Review: Schumann, Dichterliebe

He lives in Oberemmel, is at home, however, on the world's great opera stages. DANIEL LEWIS WILLIAMS, presented his remarkable abilities in an impressive concert given in the Promotionsaula of the Priest's Seminary in Trier, Germany.

One could certainly fear that this voice would be too large for the Promotionsaula. A voice powerull enough to fill the Metropolitan or the Scala in Milan could easily find this small (350 seats) but beautiful hall to be a mistake. This was not so in the case of Daniel Lewis Williams, internationally recognized opera star, who has chosen to make Oberemmel his home and can occasionally arrange between world-wide engagements to be heard here.

A wide span between pain and joyfulness

His program presented a wide variety of songs. First he presented the "Dichterliebe" cycle of Lieder by Robert Schumann and then, after the intermission, he asks the audience to "change gears." Here he presented arias from operas and operettas with created a highly animated and humorous second half of the concert. One could see a conflict in this combination but upon reflection, does not Schumann's Opus 48 span the distance between pain and happiness, between death and extremely lively mood's of spring? Those who were able to comprehend these contrasts heard a great voice able to present extremely different characters with great eloquence. Thus the first half of the concert was full of things romantic and poetic, which found in Williams an enthusiastic messenger able to transfer this enthusiasm to his audience. It may seem natural for a basso profundo to plumb the depths of despair and pain in "Ich hab im Traum geweinet" but Williams was also very convincingly able to paint the airily beautiful pictures of blooming flowers and singing nightingales. Upon the fundamental strength of his 'basso' he is able to build all of these emphatically varied facet's with ease and presents his listener with romantic clothed in its finest apparel.

TV editor Dieter Linz moderated the second half of the evening with charm and humor while Williams sings of the "Hallowed Halls of Mozart's 'Magic Flute'" followed by his declarations that "I am smart and wise" from "Zar und Zimmermann" and "Ach ich hab sie ja nur auf die Schulter geküsst" from "Bettelstudent."

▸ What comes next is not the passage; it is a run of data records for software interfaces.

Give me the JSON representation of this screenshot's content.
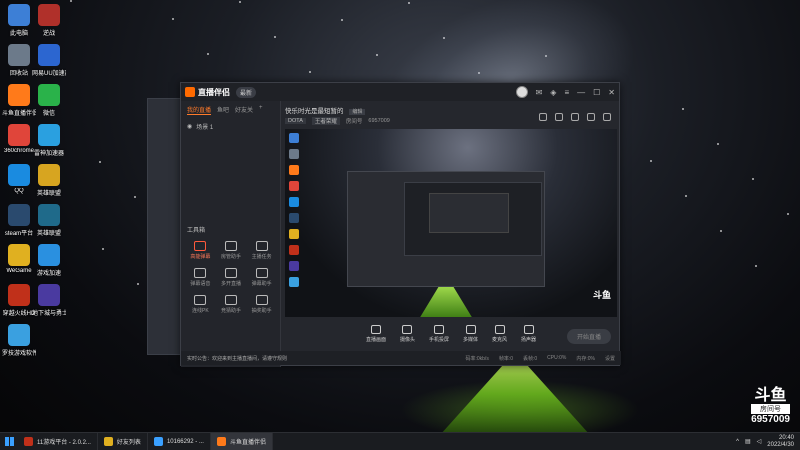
{
  "desktop": {
    "icons": [
      {
        "label": "此电脑",
        "color": "#3d7fd6"
      },
      {
        "label": "逆战",
        "color": "#b0302a"
      },
      {
        "label": "回收站",
        "color": "#6c7a8a"
      },
      {
        "label": "网易UU加速器",
        "color": "#2c66d0"
      },
      {
        "label": "斗鱼直播伴侣",
        "color": "#ff7a1a"
      },
      {
        "label": "微信",
        "color": "#2ab24a"
      },
      {
        "label": "360chrome",
        "color": "#e0453a"
      },
      {
        "label": "雷神加速器",
        "color": "#2aa0e0"
      },
      {
        "label": "QQ",
        "color": "#1a8be0"
      },
      {
        "label": "英雄联盟",
        "color": "#d7a520"
      },
      {
        "label": "steam平台",
        "color": "#2a4a6e"
      },
      {
        "label": "英雄联盟",
        "color": "#1f6a8a"
      },
      {
        "label": "WeGame",
        "color": "#e0b020"
      },
      {
        "label": "游戏加速",
        "color": "#2a90e0"
      },
      {
        "label": "穿越火线HD",
        "color": "#c0301a"
      },
      {
        "label": "地下城与勇士",
        "color": "#4a3aa0"
      },
      {
        "label": "罗技游戏软件",
        "color": "#3aa0e0"
      }
    ]
  },
  "app": {
    "title": "直播伴侣",
    "version": "最新",
    "tabs": [
      "我的直播",
      "鱼吧",
      "好友关"
    ],
    "scene": "场景 1",
    "tools_title": "工具箱",
    "tools": [
      {
        "label": "高能弹幕",
        "hot": true
      },
      {
        "label": "房管助手",
        "hot": false
      },
      {
        "label": "主播任务",
        "hot": false
      },
      {
        "label": "弹幕语音",
        "hot": false
      },
      {
        "label": "多开直播",
        "hot": false
      },
      {
        "label": "弹幕助手",
        "hot": false
      },
      {
        "label": "连线PK",
        "hot": false
      },
      {
        "label": "竞猜助手",
        "hot": false
      },
      {
        "label": "抽奖助手",
        "hot": false
      }
    ],
    "stream_title": "快乐时光是最短暂的",
    "edit_label": "编辑",
    "category": "DOTA",
    "subcategory": "王者荣耀",
    "room_label": "房间号",
    "room_id": "6957009",
    "controls": [
      "直播画面",
      "摄像头",
      "手机投屏",
      "多媒体",
      "麦克风",
      "扬声器"
    ],
    "start_button": "开始直播",
    "status_left": "实时公告：欢迎来到主播直播间，请遵守规则",
    "status_right": [
      "码率:0kb/s",
      "帧率:0",
      "丢帧:0",
      "CPU:0%",
      "内存:0%",
      "设置"
    ]
  },
  "taskbar": {
    "tasks": [
      {
        "label": "11游戏平台 - 2.0.2...",
        "color": "#c0301a",
        "active": false
      },
      {
        "label": "好友列表",
        "color": "#e0b020",
        "active": false
      },
      {
        "label": "10166292 - ...",
        "color": "#3aa0ff",
        "active": false
      },
      {
        "label": "斗鱼直播伴侣",
        "color": "#ff7a1a",
        "active": true
      }
    ],
    "time": "20:40",
    "date": "2022/4/30"
  },
  "overlay": {
    "brand": "斗鱼",
    "room_label": "房间号",
    "room_number": "6957009"
  }
}
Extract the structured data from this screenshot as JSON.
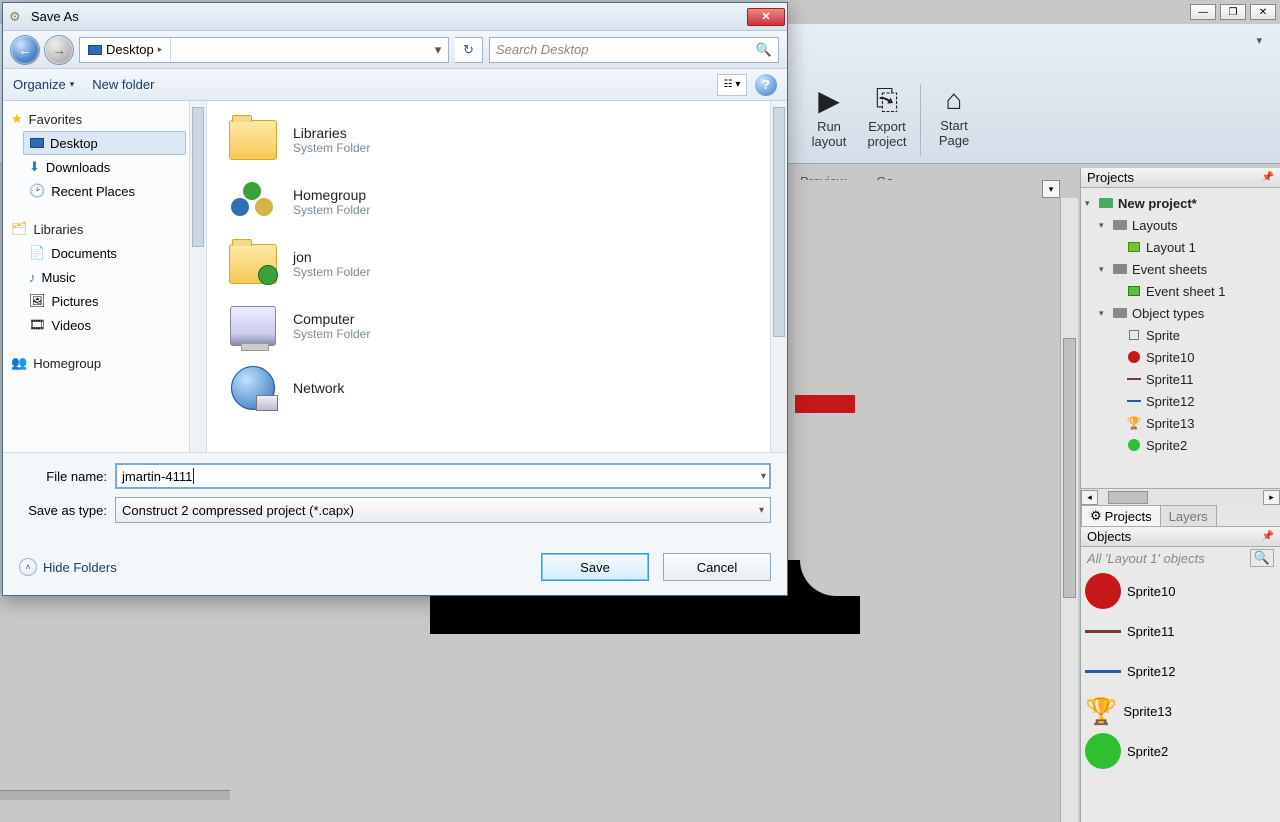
{
  "ribbon": {
    "run_layout": "Run layout",
    "export_project": "Export project",
    "start_page": "Start Page",
    "preview": "Preview",
    "go": "Go"
  },
  "projects_panel": {
    "title": "Projects",
    "root": "New project*",
    "layouts": "Layouts",
    "layout1": "Layout 1",
    "event_sheets": "Event sheets",
    "event_sheet1": "Event sheet 1",
    "object_types": "Object types",
    "sprite": "Sprite",
    "sprite10": "Sprite10",
    "sprite11": "Sprite11",
    "sprite12": "Sprite12",
    "sprite13": "Sprite13",
    "sprite2": "Sprite2",
    "tab_projects": "Projects",
    "tab_layers": "Layers"
  },
  "objects_panel": {
    "title": "Objects",
    "filter": "All 'Layout 1' objects",
    "sprite10": "Sprite10",
    "sprite11": "Sprite11",
    "sprite12": "Sprite12",
    "sprite13": "Sprite13",
    "sprite2": "Sprite2"
  },
  "dialog": {
    "title": "Save As",
    "breadcrumb": "Desktop",
    "search_placeholder": "Search Desktop",
    "organize": "Organize",
    "new_folder": "New folder",
    "sidebar": {
      "favorites": "Favorites",
      "desktop": "Desktop",
      "downloads": "Downloads",
      "recent_places": "Recent Places",
      "libraries": "Libraries",
      "documents": "Documents",
      "music": "Music",
      "pictures": "Pictures",
      "videos": "Videos",
      "homegroup": "Homegroup"
    },
    "items": {
      "libraries": "Libraries",
      "homegroup": "Homegroup",
      "jon": "jon",
      "computer": "Computer",
      "network": "Network",
      "system_folder": "System Folder"
    },
    "file_name_label": "File name:",
    "file_name_value": "jmartin-4111",
    "save_as_type_label": "Save as type:",
    "save_as_type_value": "Construct 2 compressed project (*.capx)",
    "hide_folders": "Hide Folders",
    "save": "Save",
    "cancel": "Cancel"
  }
}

A very big compliment goes to Thomas Hannig who accompanied the concert at the grand piano. He proved to be an excellent pianist who capably provided an excellent background and basis upon which the soloist could securely build.

Trierischer Volksfreund, Trier, Germany, 30.3.2004